[Exercise]: Produce the tally of lines in the material below that hold "JSON", without anything else.

[Extracted data]:

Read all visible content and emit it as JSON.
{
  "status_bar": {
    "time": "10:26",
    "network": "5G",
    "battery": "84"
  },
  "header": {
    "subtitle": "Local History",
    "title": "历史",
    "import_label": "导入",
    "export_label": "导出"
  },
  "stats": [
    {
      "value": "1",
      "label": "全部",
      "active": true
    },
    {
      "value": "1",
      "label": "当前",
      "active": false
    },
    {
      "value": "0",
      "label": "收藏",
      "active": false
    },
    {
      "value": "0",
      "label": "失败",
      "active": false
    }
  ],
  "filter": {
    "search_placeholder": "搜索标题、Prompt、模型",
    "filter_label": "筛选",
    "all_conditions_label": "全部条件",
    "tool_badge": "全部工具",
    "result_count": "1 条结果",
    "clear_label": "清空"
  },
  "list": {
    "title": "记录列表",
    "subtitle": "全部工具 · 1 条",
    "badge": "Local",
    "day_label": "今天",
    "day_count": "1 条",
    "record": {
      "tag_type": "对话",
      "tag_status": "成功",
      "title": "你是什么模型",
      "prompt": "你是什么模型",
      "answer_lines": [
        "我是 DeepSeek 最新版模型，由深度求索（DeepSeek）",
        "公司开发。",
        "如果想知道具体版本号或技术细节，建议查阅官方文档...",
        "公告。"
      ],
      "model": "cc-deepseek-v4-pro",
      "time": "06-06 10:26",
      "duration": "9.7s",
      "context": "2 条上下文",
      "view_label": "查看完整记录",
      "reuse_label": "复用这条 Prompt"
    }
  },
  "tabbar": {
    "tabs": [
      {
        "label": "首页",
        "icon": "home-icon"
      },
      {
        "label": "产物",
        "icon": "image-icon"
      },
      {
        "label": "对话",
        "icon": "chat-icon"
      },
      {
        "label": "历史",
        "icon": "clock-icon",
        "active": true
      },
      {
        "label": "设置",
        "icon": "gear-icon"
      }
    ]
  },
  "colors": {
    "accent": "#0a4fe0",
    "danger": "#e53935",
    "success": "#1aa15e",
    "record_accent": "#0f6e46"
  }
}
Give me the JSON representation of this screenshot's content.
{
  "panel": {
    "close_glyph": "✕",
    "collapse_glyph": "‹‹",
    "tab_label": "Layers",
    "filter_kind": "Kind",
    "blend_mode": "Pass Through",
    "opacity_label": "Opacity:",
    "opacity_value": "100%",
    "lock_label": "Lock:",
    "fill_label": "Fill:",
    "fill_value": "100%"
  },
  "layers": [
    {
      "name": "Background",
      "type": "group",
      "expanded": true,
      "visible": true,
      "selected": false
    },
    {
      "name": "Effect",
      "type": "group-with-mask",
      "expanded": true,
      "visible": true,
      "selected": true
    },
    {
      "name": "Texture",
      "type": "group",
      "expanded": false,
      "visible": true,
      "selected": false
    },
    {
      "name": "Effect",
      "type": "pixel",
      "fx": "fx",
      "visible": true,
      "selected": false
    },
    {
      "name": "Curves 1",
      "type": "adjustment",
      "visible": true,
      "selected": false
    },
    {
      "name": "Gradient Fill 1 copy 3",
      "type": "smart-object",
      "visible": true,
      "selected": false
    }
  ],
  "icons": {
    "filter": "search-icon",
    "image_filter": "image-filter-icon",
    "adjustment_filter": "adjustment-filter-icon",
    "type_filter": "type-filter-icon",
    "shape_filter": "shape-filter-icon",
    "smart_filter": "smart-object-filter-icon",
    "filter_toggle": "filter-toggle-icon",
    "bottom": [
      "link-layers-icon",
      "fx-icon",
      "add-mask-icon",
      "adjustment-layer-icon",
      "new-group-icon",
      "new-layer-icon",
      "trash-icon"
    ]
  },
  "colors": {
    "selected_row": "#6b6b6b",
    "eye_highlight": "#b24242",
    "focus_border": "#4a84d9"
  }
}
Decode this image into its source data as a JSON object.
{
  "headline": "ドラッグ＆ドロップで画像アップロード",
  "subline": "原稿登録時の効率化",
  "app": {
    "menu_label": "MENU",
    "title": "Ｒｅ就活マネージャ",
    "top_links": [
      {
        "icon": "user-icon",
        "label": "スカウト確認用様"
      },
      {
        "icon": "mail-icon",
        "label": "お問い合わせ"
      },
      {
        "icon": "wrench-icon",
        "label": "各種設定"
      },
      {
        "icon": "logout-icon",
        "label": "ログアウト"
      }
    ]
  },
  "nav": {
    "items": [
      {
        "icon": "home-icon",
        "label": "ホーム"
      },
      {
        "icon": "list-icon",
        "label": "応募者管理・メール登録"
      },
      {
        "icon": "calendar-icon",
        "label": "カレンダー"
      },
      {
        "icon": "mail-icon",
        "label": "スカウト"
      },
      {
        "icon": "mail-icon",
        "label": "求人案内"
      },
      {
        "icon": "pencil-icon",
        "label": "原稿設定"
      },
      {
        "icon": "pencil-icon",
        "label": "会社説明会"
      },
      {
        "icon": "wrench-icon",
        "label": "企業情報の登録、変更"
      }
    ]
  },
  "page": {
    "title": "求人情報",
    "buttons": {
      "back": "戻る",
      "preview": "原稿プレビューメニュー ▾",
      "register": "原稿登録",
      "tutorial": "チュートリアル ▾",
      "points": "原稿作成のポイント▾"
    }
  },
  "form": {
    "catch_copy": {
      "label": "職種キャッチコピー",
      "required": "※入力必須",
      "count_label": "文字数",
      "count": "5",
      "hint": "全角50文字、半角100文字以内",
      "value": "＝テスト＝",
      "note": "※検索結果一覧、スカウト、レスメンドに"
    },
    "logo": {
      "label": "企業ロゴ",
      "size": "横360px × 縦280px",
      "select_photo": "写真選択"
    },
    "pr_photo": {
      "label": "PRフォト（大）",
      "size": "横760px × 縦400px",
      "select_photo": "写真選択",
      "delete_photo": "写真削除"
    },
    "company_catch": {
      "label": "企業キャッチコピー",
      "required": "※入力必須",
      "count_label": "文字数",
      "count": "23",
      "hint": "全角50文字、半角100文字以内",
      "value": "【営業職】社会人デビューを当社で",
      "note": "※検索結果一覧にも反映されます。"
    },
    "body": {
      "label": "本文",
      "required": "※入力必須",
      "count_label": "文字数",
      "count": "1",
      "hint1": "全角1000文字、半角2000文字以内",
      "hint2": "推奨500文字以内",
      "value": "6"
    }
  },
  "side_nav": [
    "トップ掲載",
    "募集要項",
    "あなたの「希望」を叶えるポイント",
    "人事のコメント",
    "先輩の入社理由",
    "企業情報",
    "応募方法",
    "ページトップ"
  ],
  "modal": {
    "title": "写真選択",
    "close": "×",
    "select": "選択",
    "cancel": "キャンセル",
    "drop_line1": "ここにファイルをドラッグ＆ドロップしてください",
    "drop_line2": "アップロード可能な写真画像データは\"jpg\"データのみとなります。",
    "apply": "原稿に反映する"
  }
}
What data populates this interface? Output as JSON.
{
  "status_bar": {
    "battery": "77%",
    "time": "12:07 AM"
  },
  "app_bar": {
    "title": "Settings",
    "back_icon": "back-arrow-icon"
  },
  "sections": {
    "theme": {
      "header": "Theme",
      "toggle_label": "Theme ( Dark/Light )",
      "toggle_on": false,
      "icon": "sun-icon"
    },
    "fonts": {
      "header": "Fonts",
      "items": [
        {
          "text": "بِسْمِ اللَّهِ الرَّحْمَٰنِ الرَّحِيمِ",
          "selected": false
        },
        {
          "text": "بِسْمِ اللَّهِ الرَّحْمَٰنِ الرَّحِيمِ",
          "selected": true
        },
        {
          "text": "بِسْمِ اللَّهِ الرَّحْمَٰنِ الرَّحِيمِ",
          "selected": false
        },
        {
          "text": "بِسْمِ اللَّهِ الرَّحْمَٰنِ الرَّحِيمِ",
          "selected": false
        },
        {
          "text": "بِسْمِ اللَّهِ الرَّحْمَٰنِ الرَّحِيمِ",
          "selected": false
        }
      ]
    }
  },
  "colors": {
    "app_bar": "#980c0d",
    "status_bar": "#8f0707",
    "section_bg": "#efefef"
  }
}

[Answer space]: 4